### Aim of the exercise
For each entry below, output it exactly as it stands.

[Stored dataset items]
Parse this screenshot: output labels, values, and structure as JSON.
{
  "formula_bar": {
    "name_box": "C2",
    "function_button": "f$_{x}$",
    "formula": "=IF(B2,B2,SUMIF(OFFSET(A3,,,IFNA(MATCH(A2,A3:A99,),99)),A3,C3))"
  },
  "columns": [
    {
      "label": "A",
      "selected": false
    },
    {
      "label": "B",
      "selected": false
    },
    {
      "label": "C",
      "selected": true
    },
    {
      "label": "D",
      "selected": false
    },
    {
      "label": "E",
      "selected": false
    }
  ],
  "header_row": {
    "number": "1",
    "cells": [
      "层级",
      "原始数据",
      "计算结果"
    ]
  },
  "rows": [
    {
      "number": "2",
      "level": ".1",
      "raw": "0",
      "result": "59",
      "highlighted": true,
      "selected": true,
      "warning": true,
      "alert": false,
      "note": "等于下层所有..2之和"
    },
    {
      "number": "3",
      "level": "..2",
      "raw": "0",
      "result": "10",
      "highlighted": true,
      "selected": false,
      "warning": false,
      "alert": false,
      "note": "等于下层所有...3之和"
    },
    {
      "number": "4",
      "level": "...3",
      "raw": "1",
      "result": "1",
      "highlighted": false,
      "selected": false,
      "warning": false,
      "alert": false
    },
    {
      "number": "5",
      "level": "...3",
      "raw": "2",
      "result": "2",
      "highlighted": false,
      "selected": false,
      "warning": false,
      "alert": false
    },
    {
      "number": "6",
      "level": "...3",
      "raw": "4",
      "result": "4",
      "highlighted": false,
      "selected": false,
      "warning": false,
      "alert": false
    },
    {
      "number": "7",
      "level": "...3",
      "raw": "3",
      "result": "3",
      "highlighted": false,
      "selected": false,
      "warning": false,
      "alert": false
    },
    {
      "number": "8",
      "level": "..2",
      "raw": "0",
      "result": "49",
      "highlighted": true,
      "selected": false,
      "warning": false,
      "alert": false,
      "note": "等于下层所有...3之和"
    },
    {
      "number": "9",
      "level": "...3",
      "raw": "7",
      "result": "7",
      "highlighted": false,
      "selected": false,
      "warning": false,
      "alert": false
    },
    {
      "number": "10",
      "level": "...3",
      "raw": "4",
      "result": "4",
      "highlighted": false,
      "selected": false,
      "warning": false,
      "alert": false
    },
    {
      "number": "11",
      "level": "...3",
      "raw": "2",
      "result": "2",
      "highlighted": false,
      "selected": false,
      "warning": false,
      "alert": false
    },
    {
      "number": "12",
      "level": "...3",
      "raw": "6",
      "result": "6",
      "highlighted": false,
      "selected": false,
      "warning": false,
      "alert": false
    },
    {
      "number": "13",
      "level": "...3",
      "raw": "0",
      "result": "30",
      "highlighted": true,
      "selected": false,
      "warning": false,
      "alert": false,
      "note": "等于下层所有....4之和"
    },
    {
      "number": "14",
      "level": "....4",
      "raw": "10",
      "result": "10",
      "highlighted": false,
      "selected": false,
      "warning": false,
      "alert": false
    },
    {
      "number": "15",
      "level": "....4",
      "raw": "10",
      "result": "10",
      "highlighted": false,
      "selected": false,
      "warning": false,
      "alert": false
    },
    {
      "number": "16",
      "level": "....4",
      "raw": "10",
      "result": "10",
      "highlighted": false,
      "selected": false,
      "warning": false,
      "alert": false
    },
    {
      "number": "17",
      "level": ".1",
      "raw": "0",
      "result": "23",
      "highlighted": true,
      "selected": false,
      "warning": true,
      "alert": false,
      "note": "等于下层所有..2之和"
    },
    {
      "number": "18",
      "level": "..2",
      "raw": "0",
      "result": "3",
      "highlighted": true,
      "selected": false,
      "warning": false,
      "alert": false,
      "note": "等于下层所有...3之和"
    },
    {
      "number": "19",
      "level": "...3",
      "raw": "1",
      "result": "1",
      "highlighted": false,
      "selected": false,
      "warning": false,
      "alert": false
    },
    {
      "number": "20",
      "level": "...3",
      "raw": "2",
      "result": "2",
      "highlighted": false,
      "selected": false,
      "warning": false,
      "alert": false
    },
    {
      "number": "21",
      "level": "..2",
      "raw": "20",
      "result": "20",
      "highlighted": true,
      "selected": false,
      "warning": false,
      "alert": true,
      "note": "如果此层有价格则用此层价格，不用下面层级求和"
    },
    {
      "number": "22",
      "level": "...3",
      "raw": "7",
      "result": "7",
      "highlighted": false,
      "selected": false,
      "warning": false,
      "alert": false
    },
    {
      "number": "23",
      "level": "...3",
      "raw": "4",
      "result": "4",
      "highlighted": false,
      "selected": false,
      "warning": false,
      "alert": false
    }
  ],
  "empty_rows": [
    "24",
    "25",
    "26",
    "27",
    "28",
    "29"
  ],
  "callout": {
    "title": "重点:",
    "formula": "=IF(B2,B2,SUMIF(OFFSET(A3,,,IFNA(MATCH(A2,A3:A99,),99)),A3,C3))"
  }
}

### Problem solution
Parse this screenshot: output labels, values, and structure as JSON.
{
  "formula_bar": {
    "name_box": "C2",
    "function_button": "f$_{x}$",
    "formula": "=IF(B2,B2,SUMIF(OFFSET(A3,,,IFNA(MATCH(A2,A3:A99,),99)),A3,C3))"
  },
  "columns": [
    {
      "label": "A",
      "selected": false
    },
    {
      "label": "B",
      "selected": false
    },
    {
      "label": "C",
      "selected": true
    },
    {
      "label": "D",
      "selected": false
    },
    {
      "label": "E",
      "selected": false
    }
  ],
  "header_row": {
    "number": "1",
    "cells": [
      "层级",
      "原始数据",
      "计算结果"
    ]
  },
  "rows": [
    {
      "number": "2",
      "level": ".1",
      "raw": "0",
      "result": "59",
      "highlighted": true,
      "selected": true,
      "warning": true,
      "alert": false,
      "note": "等于下层所有..2之和"
    },
    {
      "number": "3",
      "level": "..2",
      "raw": "0",
      "result": "10",
      "highlighted": true,
      "selected": false,
      "warning": false,
      "alert": false,
      "note": "等于下层所有...3之和"
    },
    {
      "number": "4",
      "level": "...3",
      "raw": "1",
      "result": "1",
      "highlighted": false,
      "selected": false,
      "warning": false,
      "alert": false
    },
    {
      "number": "5",
      "level": "...3",
      "raw": "2",
      "result": "2",
      "highlighted": false,
      "selected": false,
      "warning": false,
      "alert": false
    },
    {
      "number": "6",
      "level": "...3",
      "raw": "4",
      "result": "4",
      "highlighted": false,
      "selected": false,
      "warning": false,
      "alert": false
    },
    {
      "number": "7",
      "level": "...3",
      "raw": "3",
      "result": "3",
      "highlighted": false,
      "selected": false,
      "warning": false,
      "alert": false
    },
    {
      "number": "8",
      "level": "..2",
      "raw": "0",
      "result": "49",
      "highlighted": true,
      "selected": false,
      "warning": false,
      "alert": false,
      "note": "等于下层所有...3之和"
    },
    {
      "number": "9",
      "level": "...3",
      "raw": "7",
      "result": "7",
      "highlighted": false,
      "selected": false,
      "warning": false,
      "alert": false
    },
    {
      "number": "10",
      "level": "...3",
      "raw": "4",
      "result": "4",
      "highlighted": false,
      "selected": false,
      "warning": false,
      "alert": false
    },
    {
      "number": "11",
      "level": "...3",
      "raw": "2",
      "result": "2",
      "highlighted": false,
      "selected": false,
      "warning": false,
      "alert": false
    },
    {
      "number": "12",
      "level": "...3",
      "raw": "6",
      "result": "6",
      "highlighted": false,
      "selected": false,
      "warning": false,
      "alert": false
    },
    {
      "number": "13",
      "level": "...3",
      "raw": "0",
      "result": "30",
      "highlighted": true,
      "selected": false,
      "warning": false,
      "alert": false,
      "note": "等于下层所有....4之和"
    },
    {
      "number": "14",
      "level": "....4",
      "raw": "10",
      "result": "10",
      "highlighted": false,
      "selected": false,
      "warning": false,
      "alert": false
    },
    {
      "number": "15",
      "level": "....4",
      "raw": "10",
      "result": "10",
      "highlighted": false,
      "selected": false,
      "warning": false,
      "alert": false
    },
    {
      "number": "16",
      "level": "....4",
      "raw": "10",
      "result": "10",
      "highlighted": false,
      "selected": false,
      "warning": false,
      "alert": false
    },
    {
      "number": "17",
      "level": ".1",
      "raw": "0",
      "result": "23",
      "highlighted": true,
      "selected": false,
      "warning": true,
      "alert": false,
      "note": "等于下层所有..2之和"
    },
    {
      "number": "18",
      "level": "..2",
      "raw": "0",
      "result": "3",
      "highlighted": true,
      "selected": false,
      "warning": false,
      "alert": false,
      "note": "等于下层所有...3之和"
    },
    {
      "number": "19",
      "level": "...3",
      "raw": "1",
      "result": "1",
      "highlighted": false,
      "selected": false,
      "warning": false,
      "alert": false
    },
    {
      "number": "20",
      "level": "...3",
      "raw": "2",
      "result": "2",
      "highlighted": false,
      "selected": false,
      "warning": false,
      "alert": false
    },
    {
      "number": "21",
      "level": "..2",
      "raw": "20",
      "result": "20",
      "highlighted": true,
      "selected": false,
      "warning": false,
      "alert": true,
      "note": "如果此层有价格则用此层价格，不用下面层级求和"
    },
    {
      "number": "22",
      "level": "...3",
      "raw": "7",
      "result": "7",
      "highlighted": false,
      "selected": false,
      "warning": false,
      "alert": false
    },
    {
      "number": "23",
      "level": "...3",
      "raw": "4",
      "result": "4",
      "highlighted": false,
      "selected": false,
      "warning": false,
      "alert": false
    }
  ],
  "empty_rows": [
    "24",
    "25",
    "26",
    "27",
    "28",
    "29"
  ],
  "callout": {
    "title": "重点:",
    "formula": "=IF(B2,B2,SUMIF(OFFSET(A3,,,IFNA(MATCH(A2,A3:A99,),99)),A3,C3))"
  }
}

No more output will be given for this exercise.